- _ACTIVITY_:
Start to finish, the listing must be rewritten exactly.

- _INFORMATION GIVEN_:
BEGIN

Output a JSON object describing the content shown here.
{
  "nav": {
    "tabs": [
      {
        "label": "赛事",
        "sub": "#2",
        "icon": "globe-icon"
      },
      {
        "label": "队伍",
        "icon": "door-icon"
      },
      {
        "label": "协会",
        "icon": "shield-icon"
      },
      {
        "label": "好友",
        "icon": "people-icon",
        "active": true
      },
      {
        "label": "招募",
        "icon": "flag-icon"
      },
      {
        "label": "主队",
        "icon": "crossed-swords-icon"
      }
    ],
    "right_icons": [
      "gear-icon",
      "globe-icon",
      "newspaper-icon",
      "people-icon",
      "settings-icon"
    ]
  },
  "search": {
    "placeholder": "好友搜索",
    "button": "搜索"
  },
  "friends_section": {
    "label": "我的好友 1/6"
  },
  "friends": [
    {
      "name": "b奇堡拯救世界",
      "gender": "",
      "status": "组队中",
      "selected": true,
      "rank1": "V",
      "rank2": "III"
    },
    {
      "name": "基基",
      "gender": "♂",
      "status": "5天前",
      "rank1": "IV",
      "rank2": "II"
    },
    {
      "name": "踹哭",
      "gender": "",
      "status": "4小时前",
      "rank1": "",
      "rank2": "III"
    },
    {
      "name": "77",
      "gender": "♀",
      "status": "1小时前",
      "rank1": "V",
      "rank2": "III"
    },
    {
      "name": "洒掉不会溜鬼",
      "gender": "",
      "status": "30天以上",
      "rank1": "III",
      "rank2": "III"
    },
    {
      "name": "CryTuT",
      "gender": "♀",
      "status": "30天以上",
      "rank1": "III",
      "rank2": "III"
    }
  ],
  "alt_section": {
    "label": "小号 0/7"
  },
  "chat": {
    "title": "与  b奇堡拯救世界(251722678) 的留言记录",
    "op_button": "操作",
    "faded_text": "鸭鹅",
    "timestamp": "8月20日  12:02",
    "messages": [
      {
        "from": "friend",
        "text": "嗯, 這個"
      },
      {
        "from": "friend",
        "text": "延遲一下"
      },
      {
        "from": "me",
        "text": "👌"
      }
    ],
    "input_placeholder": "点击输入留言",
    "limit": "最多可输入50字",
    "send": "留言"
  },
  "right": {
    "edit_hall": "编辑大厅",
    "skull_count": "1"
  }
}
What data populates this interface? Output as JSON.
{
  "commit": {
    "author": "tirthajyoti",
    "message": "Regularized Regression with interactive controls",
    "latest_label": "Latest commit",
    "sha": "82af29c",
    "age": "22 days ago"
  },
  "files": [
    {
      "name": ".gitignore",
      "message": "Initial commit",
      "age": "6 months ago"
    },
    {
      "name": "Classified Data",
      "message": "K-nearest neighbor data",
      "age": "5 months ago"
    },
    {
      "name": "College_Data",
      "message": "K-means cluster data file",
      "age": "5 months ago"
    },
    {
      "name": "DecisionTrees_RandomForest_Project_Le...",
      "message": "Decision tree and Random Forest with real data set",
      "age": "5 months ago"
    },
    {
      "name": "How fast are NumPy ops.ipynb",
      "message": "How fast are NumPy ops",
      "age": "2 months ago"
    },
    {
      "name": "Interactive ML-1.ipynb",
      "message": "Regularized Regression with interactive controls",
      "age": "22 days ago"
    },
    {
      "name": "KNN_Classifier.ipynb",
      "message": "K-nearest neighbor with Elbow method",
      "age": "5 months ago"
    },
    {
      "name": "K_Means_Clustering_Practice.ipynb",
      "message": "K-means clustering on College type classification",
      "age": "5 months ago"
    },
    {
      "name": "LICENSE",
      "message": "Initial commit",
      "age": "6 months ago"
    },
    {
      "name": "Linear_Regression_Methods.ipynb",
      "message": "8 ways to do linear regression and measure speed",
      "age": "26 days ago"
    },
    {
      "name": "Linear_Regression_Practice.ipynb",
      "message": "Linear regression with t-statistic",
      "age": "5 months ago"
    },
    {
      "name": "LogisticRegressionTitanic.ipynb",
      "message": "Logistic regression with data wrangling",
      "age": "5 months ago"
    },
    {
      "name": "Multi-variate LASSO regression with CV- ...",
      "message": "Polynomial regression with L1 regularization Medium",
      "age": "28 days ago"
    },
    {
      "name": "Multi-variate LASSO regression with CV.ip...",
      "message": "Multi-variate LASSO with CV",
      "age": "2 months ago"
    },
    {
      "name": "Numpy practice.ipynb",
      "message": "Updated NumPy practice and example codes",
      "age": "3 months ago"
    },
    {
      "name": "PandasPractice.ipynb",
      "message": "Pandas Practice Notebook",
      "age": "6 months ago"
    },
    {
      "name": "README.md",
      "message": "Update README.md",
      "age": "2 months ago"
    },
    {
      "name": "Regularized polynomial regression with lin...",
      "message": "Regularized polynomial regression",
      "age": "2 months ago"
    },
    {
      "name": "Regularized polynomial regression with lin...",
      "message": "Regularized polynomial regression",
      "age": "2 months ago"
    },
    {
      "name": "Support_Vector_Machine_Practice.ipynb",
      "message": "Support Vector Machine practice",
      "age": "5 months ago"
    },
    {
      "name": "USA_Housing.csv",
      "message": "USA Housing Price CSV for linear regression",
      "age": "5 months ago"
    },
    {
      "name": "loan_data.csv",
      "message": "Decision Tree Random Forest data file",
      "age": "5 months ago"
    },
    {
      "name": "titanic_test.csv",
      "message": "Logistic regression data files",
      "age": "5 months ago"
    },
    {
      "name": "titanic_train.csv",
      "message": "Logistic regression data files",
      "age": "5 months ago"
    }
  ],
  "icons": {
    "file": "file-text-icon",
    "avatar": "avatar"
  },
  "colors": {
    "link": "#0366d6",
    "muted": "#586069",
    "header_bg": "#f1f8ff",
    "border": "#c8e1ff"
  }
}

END

- _WRITTEN RESPONSE_:
Output a JSON object describing the content shown here.
{
  "nav": {
    "tabs": [
      {
        "label": "赛事",
        "sub": "#2",
        "icon": "globe-icon"
      },
      {
        "label": "队伍",
        "icon": "door-icon"
      },
      {
        "label": "协会",
        "icon": "shield-icon"
      },
      {
        "label": "好友",
        "icon": "people-icon",
        "active": true
      },
      {
        "label": "招募",
        "icon": "flag-icon"
      },
      {
        "label": "主队",
        "icon": "crossed-swords-icon"
      }
    ],
    "right_icons": [
      "gear-icon",
      "globe-icon",
      "newspaper-icon",
      "people-icon",
      "settings-icon"
    ]
  },
  "search": {
    "placeholder": "好友搜索",
    "button": "搜索"
  },
  "friends_section": {
    "label": "我的好友 1/6"
  },
  "friends": [
    {
      "name": "b奇堡拯救世界",
      "gender": "",
      "status": "组队中",
      "selected": true,
      "rank1": "V",
      "rank2": "III"
    },
    {
      "name": "基基",
      "gender": "♂",
      "status": "5天前",
      "rank1": "IV",
      "rank2": "II"
    },
    {
      "name": "踹哭",
      "gender": "",
      "status": "4小时前",
      "rank1": "",
      "rank2": "III"
    },
    {
      "name": "77",
      "gender": "♀",
      "status": "1小时前",
      "rank1": "V",
      "rank2": "III"
    },
    {
      "name": "洒掉不会溜鬼",
      "gender": "",
      "status": "30天以上",
      "rank1": "III",
      "rank2": "III"
    },
    {
      "name": "CryTuT",
      "gender": "♀",
      "status": "30天以上",
      "rank1": "III",
      "rank2": "III"
    }
  ],
  "alt_section": {
    "label": "小号 0/7"
  },
  "chat": {
    "title": "与  b奇堡拯救世界(251722678) 的留言记录",
    "op_button": "操作",
    "faded_text": "鸭鹅",
    "timestamp": "8月20日  12:02",
    "messages": [
      {
        "from": "friend",
        "text": "嗯, 這個"
      },
      {
        "from": "friend",
        "text": "延遲一下"
      },
      {
        "from": "me",
        "text": "👌"
      }
    ],
    "input_placeholder": "点击输入留言",
    "limit": "最多可输入50字",
    "send": "留言"
  },
  "right": {
    "edit_hall": "编辑大厅",
    "skull_count": "1"
  }
}
What data populates this interface? Output as JSON.
{
  "commit": {
    "author": "tirthajyoti",
    "message": "Regularized Regression with interactive controls",
    "latest_label": "Latest commit",
    "sha": "82af29c",
    "age": "22 days ago"
  },
  "files": [
    {
      "name": ".gitignore",
      "message": "Initial commit",
      "age": "6 months ago"
    },
    {
      "name": "Classified Data",
      "message": "K-nearest neighbor data",
      "age": "5 months ago"
    },
    {
      "name": "College_Data",
      "message": "K-means cluster data file",
      "age": "5 months ago"
    },
    {
      "name": "DecisionTrees_RandomForest_Project_Le...",
      "message": "Decision tree and Random Forest with real data set",
      "age": "5 months ago"
    },
    {
      "name": "How fast are NumPy ops.ipynb",
      "message": "How fast are NumPy ops",
      "age": "2 months ago"
    },
    {
      "name": "Interactive ML-1.ipynb",
      "message": "Regularized Regression with interactive controls",
      "age": "22 days ago"
    },
    {
      "name": "KNN_Classifier.ipynb",
      "message": "K-nearest neighbor with Elbow method",
      "age": "5 months ago"
    },
    {
      "name": "K_Means_Clustering_Practice.ipynb",
      "message": "K-means clustering on College type classification",
      "age": "5 months ago"
    },
    {
      "name": "LICENSE",
      "message": "Initial commit",
      "age": "6 months ago"
    },
    {
      "name": "Linear_Regression_Methods.ipynb",
      "message": "8 ways to do linear regression and measure speed",
      "age": "26 days ago"
    },
    {
      "name": "Linear_Regression_Practice.ipynb",
      "message": "Linear regression with t-statistic",
      "age": "5 months ago"
    },
    {
      "name": "LogisticRegressionTitanic.ipynb",
      "message": "Logistic regression with data wrangling",
      "age": "5 months ago"
    },
    {
      "name": "Multi-variate LASSO regression with CV- ...",
      "message": "Polynomial regression with L1 regularization Medium",
      "age": "28 days ago"
    },
    {
      "name": "Multi-variate LASSO regression with CV.ip...",
      "message": "Multi-variate LASSO with CV",
      "age": "2 months ago"
    },
    {
      "name": "Numpy practice.ipynb",
      "message": "Updated NumPy practice and example codes",
      "age": "3 months ago"
    },
    {
      "name": "PandasPractice.ipynb",
      "message": "Pandas Practice Notebook",
      "age": "6 months ago"
    },
    {
      "name": "README.md",
      "message": "Update README.md",
      "age": "2 months ago"
    },
    {
      "name": "Regularized polynomial regression with lin...",
      "message": "Regularized polynomial regression",
      "age": "2 months ago"
    },
    {
      "name": "Regularized polynomial regression with lin...",
      "message": "Regularized polynomial regression",
      "age": "2 months ago"
    },
    {
      "name": "Support_Vector_Machine_Practice.ipynb",
      "message": "Support Vector Machine practice",
      "age": "5 months ago"
    },
    {
      "name": "USA_Housing.csv",
      "message": "USA Housing Price CSV for linear regression",
      "age": "5 months ago"
    },
    {
      "name": "loan_data.csv",
      "message": "Decision Tree Random Forest data file",
      "age": "5 months ago"
    },
    {
      "name": "titanic_test.csv",
      "message": "Logistic regression data files",
      "age": "5 months ago"
    },
    {
      "name": "titanic_train.csv",
      "message": "Logistic regression data files",
      "age": "5 months ago"
    }
  ],
  "icons": {
    "file": "file-text-icon",
    "avatar": "avatar"
  },
  "colors": {
    "link": "#0366d6",
    "muted": "#586069",
    "header_bg": "#f1f8ff",
    "border": "#c8e1ff"
  }
}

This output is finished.